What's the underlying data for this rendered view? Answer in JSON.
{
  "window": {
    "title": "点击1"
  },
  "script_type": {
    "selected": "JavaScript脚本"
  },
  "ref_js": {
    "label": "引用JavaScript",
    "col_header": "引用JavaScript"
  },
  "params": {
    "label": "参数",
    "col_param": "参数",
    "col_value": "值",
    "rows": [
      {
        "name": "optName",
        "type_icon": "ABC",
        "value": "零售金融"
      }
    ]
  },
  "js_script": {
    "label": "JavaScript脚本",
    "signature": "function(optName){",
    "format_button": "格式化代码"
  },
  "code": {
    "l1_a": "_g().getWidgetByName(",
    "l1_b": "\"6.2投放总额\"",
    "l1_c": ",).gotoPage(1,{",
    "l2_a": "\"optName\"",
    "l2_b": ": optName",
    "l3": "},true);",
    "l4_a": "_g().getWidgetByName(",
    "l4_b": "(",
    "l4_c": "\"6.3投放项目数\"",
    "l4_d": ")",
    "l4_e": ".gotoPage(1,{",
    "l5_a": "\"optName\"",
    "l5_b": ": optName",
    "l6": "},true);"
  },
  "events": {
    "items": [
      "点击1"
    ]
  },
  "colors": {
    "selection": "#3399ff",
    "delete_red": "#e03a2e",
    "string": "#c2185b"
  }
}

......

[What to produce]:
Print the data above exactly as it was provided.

[Exercise response]:
What's the underlying data for this rendered view? Answer in JSON.
{
  "window": {
    "title": "点击1"
  },
  "script_type": {
    "selected": "JavaScript脚本"
  },
  "ref_js": {
    "label": "引用JavaScript",
    "col_header": "引用JavaScript"
  },
  "params": {
    "label": "参数",
    "col_param": "参数",
    "col_value": "值",
    "rows": [
      {
        "name": "optName",
        "type_icon": "ABC",
        "value": "零售金融"
      }
    ]
  },
  "js_script": {
    "label": "JavaScript脚本",
    "signature": "function(optName){",
    "format_button": "格式化代码"
  },
  "code": {
    "l1_a": "_g().getWidgetByName(",
    "l1_b": "\"6.2投放总额\"",
    "l1_c": ",).gotoPage(1,{",
    "l2_a": "\"optName\"",
    "l2_b": ": optName",
    "l3": "},true);",
    "l4_a": "_g().getWidgetByName(",
    "l4_b": "(",
    "l4_c": "\"6.3投放项目数\"",
    "l4_d": ")",
    "l4_e": ".gotoPage(1,{",
    "l5_a": "\"optName\"",
    "l5_b": ": optName",
    "l6": "},true);"
  },
  "events": {
    "items": [
      "点击1"
    ]
  },
  "colors": {
    "selection": "#3399ff",
    "delete_red": "#e03a2e",
    "string": "#c2185b"
  }
}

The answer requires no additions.